WHAT THIS TASK INVOLVES:
A copy is needed of each line in the records that has the word "active".

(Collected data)
==============================

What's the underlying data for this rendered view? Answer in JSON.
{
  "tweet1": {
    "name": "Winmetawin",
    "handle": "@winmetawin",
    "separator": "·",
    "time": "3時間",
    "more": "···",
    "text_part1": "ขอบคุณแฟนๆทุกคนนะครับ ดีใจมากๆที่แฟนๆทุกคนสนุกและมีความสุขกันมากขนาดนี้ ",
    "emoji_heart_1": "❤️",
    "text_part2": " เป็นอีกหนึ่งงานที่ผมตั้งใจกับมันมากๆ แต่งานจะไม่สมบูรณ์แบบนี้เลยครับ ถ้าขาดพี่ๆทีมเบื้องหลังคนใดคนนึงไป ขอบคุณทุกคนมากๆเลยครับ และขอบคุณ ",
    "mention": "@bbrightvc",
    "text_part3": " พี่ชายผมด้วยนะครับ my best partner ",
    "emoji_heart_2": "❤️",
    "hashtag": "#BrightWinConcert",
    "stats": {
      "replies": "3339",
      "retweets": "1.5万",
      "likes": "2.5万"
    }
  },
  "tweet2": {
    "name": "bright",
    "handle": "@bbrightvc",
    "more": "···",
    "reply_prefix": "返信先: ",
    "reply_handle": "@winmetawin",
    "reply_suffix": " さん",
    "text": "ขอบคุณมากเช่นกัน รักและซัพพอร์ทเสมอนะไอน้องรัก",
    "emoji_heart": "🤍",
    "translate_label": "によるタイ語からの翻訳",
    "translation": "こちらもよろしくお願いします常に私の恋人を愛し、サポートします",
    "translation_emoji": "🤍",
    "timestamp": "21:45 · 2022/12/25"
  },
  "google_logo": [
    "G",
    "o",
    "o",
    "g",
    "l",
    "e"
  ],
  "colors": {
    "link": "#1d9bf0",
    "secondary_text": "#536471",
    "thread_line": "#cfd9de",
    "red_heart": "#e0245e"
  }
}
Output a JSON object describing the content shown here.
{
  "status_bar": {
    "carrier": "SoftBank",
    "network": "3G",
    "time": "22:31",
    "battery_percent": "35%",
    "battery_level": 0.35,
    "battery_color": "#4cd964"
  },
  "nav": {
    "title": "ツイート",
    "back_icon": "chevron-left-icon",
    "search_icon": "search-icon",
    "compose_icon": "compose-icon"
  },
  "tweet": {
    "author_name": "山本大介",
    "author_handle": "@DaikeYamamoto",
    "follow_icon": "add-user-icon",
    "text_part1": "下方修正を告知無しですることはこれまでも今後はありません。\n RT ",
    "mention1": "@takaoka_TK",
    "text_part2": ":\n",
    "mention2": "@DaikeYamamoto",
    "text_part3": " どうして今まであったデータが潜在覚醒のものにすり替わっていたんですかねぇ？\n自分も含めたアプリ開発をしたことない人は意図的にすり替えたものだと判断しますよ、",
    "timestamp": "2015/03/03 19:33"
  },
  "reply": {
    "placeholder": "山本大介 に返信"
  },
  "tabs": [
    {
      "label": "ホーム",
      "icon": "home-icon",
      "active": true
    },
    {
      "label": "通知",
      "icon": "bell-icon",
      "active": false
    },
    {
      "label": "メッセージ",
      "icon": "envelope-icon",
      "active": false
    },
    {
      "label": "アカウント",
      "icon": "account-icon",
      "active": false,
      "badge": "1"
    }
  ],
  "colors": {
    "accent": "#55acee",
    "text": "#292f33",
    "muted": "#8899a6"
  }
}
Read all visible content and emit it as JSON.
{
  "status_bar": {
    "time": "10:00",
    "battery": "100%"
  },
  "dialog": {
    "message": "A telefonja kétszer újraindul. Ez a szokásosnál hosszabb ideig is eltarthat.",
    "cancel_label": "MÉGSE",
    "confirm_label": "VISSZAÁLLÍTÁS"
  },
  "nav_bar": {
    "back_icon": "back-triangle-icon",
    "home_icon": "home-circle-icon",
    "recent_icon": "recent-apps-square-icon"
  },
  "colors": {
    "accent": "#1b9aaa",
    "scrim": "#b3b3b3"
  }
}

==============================

ANSWER SECTION:
      "active": true
      "active": false
      "active": false
      "active": false,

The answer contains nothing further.